Task requirements — Write out the records word for word.

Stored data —
* * *
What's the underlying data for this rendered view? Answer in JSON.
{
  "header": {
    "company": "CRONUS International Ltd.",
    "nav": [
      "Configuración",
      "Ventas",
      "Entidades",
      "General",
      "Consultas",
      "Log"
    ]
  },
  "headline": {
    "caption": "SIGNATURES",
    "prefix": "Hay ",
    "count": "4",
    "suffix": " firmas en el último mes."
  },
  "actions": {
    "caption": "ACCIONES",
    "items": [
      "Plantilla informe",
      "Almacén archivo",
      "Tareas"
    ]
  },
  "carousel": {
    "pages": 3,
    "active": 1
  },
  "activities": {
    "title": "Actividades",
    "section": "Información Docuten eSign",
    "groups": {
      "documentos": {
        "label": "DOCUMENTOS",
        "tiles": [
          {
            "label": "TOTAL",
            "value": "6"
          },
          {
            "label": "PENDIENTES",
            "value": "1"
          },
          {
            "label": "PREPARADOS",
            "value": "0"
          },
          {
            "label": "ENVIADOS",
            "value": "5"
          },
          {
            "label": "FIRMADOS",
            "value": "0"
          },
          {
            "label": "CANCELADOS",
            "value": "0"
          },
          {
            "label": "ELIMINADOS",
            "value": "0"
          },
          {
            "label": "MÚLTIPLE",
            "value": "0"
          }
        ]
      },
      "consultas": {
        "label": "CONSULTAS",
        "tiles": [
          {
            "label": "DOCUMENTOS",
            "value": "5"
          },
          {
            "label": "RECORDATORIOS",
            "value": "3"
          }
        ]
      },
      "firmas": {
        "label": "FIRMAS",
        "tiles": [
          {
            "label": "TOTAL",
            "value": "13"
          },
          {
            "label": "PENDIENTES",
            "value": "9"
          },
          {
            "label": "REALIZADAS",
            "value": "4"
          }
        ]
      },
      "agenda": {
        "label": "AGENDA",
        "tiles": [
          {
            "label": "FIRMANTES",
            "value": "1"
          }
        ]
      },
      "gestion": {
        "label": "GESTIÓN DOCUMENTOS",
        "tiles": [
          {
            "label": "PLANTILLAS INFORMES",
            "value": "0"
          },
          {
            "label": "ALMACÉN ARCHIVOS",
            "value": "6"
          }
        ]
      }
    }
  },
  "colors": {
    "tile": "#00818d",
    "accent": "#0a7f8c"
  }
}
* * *
Finished task —
What's the underlying data for this rendered view? Answer in JSON.
{
  "header": {
    "company": "CRONUS International Ltd.",
    "nav": [
      "Configuración",
      "Ventas",
      "Entidades",
      "General",
      "Consultas",
      "Log"
    ]
  },
  "headline": {
    "caption": "SIGNATURES",
    "prefix": "Hay ",
    "count": "4",
    "suffix": " firmas en el último mes."
  },
  "actions": {
    "caption": "ACCIONES",
    "items": [
      "Plantilla informe",
      "Almacén archivo",
      "Tareas"
    ]
  },
  "carousel": {
    "pages": 3,
    "active": 1
  },
  "activities": {
    "title": "Actividades",
    "section": "Información Docuten eSign",
    "groups": {
      "documentos": {
        "label": "DOCUMENTOS",
        "tiles": [
          {
            "label": "TOTAL",
            "value": "6"
          },
          {
            "label": "PENDIENTES",
            "value": "1"
          },
          {
            "label": "PREPARADOS",
            "value": "0"
          },
          {
            "label": "ENVIADOS",
            "value": "5"
          },
          {
            "label": "FIRMADOS",
            "value": "0"
          },
          {
            "label": "CANCELADOS",
            "value": "0"
          },
          {
            "label": "ELIMINADOS",
            "value": "0"
          },
          {
            "label": "MÚLTIPLE",
            "value": "0"
          }
        ]
      },
      "consultas": {
        "label": "CONSULTAS",
        "tiles": [
          {
            "label": "DOCUMENTOS",
            "value": "5"
          },
          {
            "label": "RECORDATORIOS",
            "value": "3"
          }
        ]
      },
      "firmas": {
        "label": "FIRMAS",
        "tiles": [
          {
            "label": "TOTAL",
            "value": "13"
          },
          {
            "label": "PENDIENTES",
            "value": "9"
          },
          {
            "label": "REALIZADAS",
            "value": "4"
          }
        ]
      },
      "agenda": {
        "label": "AGENDA",
        "tiles": [
          {
            "label": "FIRMANTES",
            "value": "1"
          }
        ]
      },
      "gestion": {
        "label": "GESTIÓN DOCUMENTOS",
        "tiles": [
          {
            "label": "PLANTILLAS INFORMES",
            "value": "0"
          },
          {
            "label": "ALMACÉN ARCHIVOS",
            "value": "6"
          }
        ]
      }
    }
  },
  "colors": {
    "tile": "#00818d",
    "accent": "#0a7f8c"
  }
}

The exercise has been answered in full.